##### Data excerpts #####

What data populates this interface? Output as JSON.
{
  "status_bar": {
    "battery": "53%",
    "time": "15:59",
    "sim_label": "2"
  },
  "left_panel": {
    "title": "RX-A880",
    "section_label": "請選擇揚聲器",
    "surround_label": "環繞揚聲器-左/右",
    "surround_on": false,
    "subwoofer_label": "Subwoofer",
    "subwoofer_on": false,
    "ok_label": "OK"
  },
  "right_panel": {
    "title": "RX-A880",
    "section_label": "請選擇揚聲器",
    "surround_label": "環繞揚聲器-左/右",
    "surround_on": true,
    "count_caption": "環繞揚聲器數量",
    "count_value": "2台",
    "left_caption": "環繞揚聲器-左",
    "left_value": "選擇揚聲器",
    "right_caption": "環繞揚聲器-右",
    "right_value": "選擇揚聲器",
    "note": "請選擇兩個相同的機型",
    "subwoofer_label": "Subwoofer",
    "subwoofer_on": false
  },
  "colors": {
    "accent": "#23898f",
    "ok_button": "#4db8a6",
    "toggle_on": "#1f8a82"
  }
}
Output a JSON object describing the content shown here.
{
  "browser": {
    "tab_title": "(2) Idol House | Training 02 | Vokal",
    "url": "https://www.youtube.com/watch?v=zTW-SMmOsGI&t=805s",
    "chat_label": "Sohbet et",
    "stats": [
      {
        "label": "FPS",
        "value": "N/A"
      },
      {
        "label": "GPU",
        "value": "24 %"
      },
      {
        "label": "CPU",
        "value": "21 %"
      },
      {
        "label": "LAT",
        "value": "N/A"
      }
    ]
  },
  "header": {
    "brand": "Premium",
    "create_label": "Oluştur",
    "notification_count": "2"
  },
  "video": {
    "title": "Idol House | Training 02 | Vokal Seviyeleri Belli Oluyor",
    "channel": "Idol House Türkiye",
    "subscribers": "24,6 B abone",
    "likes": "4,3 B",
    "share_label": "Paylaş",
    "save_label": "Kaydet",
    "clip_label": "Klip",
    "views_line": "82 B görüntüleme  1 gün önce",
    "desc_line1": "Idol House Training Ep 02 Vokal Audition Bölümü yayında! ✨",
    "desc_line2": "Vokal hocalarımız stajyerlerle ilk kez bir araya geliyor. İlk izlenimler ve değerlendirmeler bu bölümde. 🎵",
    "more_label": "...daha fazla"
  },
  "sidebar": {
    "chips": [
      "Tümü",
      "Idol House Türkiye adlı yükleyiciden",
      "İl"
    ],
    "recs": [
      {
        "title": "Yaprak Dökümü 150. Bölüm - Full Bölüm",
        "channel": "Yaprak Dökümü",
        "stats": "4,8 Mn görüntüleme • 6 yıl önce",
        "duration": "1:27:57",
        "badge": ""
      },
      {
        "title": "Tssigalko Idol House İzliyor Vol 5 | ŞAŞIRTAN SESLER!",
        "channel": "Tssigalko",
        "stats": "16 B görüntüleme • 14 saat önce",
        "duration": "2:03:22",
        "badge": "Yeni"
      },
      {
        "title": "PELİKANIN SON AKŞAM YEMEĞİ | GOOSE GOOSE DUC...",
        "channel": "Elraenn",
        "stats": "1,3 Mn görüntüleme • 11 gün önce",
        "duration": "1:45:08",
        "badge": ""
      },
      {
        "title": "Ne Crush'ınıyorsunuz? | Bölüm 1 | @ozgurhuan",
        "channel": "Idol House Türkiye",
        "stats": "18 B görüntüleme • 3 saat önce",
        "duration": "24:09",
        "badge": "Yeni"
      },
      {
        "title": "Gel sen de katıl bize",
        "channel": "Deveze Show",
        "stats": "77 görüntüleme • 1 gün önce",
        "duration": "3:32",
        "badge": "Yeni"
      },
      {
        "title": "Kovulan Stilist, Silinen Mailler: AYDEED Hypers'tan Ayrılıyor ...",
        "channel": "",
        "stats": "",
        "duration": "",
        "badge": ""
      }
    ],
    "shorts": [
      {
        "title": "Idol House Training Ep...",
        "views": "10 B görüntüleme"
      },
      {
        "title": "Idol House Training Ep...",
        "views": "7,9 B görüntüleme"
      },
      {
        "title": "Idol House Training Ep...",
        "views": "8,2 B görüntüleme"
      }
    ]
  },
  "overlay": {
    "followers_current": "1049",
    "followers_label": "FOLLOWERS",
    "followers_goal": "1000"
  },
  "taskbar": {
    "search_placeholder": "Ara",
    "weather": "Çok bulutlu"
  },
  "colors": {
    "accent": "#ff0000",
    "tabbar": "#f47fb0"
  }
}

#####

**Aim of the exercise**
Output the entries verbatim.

**Response for this exercise**
What data populates this interface? Output as JSON.
{
  "status_bar": {
    "battery": "53%",
    "time": "15:59",
    "sim_label": "2"
  },
  "left_panel": {
    "title": "RX-A880",
    "section_label": "請選擇揚聲器",
    "surround_label": "環繞揚聲器-左/右",
    "surround_on": false,
    "subwoofer_label": "Subwoofer",
    "subwoofer_on": false,
    "ok_label": "OK"
  },
  "right_panel": {
    "title": "RX-A880",
    "section_label": "請選擇揚聲器",
    "surround_label": "環繞揚聲器-左/右",
    "surround_on": true,
    "count_caption": "環繞揚聲器數量",
    "count_value": "2台",
    "left_caption": "環繞揚聲器-左",
    "left_value": "選擇揚聲器",
    "right_caption": "環繞揚聲器-右",
    "right_value": "選擇揚聲器",
    "note": "請選擇兩個相同的機型",
    "subwoofer_label": "Subwoofer",
    "subwoofer_on": false
  },
  "colors": {
    "accent": "#23898f",
    "ok_button": "#4db8a6",
    "toggle_on": "#1f8a82"
  }
}
Output a JSON object describing the content shown here.
{
  "browser": {
    "tab_title": "(2) Idol House | Training 02 | Vokal",
    "url": "https://www.youtube.com/watch?v=zTW-SMmOsGI&t=805s",
    "chat_label": "Sohbet et",
    "stats": [
      {
        "label": "FPS",
        "value": "N/A"
      },
      {
        "label": "GPU",
        "value": "24 %"
      },
      {
        "label": "CPU",
        "value": "21 %"
      },
      {
        "label": "LAT",
        "value": "N/A"
      }
    ]
  },
  "header": {
    "brand": "Premium",
    "create_label": "Oluştur",
    "notification_count": "2"
  },
  "video": {
    "title": "Idol House | Training 02 | Vokal Seviyeleri Belli Oluyor",
    "channel": "Idol House Türkiye",
    "subscribers": "24,6 B abone",
    "likes": "4,3 B",
    "share_label": "Paylaş",
    "save_label": "Kaydet",
    "clip_label": "Klip",
    "views_line": "82 B görüntüleme  1 gün önce",
    "desc_line1": "Idol House Training Ep 02 Vokal Audition Bölümü yayında! ✨",
    "desc_line2": "Vokal hocalarımız stajyerlerle ilk kez bir araya geliyor. İlk izlenimler ve değerlendirmeler bu bölümde. 🎵",
    "more_label": "...daha fazla"
  },
  "sidebar": {
    "chips": [
      "Tümü",
      "Idol House Türkiye adlı yükleyiciden",
      "İl"
    ],
    "recs": [
      {
        "title": "Yaprak Dökümü 150. Bölüm - Full Bölüm",
        "channel": "Yaprak Dökümü",
        "stats": "4,8 Mn görüntüleme • 6 yıl önce",
        "duration": "1:27:57",
        "badge": ""
      },
      {
        "title": "Tssigalko Idol House İzliyor Vol 5 | ŞAŞIRTAN SESLER!",
        "channel": "Tssigalko",
        "stats": "16 B görüntüleme • 14 saat önce",
        "duration": "2:03:22",
        "badge": "Yeni"
      },
      {
        "title": "PELİKANIN SON AKŞAM YEMEĞİ | GOOSE GOOSE DUC...",
        "channel": "Elraenn",
        "stats": "1,3 Mn görüntüleme • 11 gün önce",
        "duration": "1:45:08",
        "badge": ""
      },
      {
        "title": "Ne Crush'ınıyorsunuz? | Bölüm 1 | @ozgurhuan",
        "channel": "Idol House Türkiye",
        "stats": "18 B görüntüleme • 3 saat önce",
        "duration": "24:09",
        "badge": "Yeni"
      },
      {
        "title": "Gel sen de katıl bize",
        "channel": "Deveze Show",
        "stats": "77 görüntüleme • 1 gün önce",
        "duration": "3:32",
        "badge": "Yeni"
      },
      {
        "title": "Kovulan Stilist, Silinen Mailler: AYDEED Hypers'tan Ayrılıyor ...",
        "channel": "",
        "stats": "",
        "duration": "",
        "badge": ""
      }
    ],
    "shorts": [
      {
        "title": "Idol House Training Ep...",
        "views": "10 B görüntüleme"
      },
      {
        "title": "Idol House Training Ep...",
        "views": "7,9 B görüntüleme"
      },
      {
        "title": "Idol House Training Ep...",
        "views": "8,2 B görüntüleme"
      }
    ]
  },
  "overlay": {
    "followers_current": "1049",
    "followers_label": "FOLLOWERS",
    "followers_goal": "1000"
  },
  "taskbar": {
    "search_placeholder": "Ara",
    "weather": "Çok bulutlu"
  },
  "colors": {
    "accent": "#ff0000",
    "tabbar": "#f47fb0"
  }
}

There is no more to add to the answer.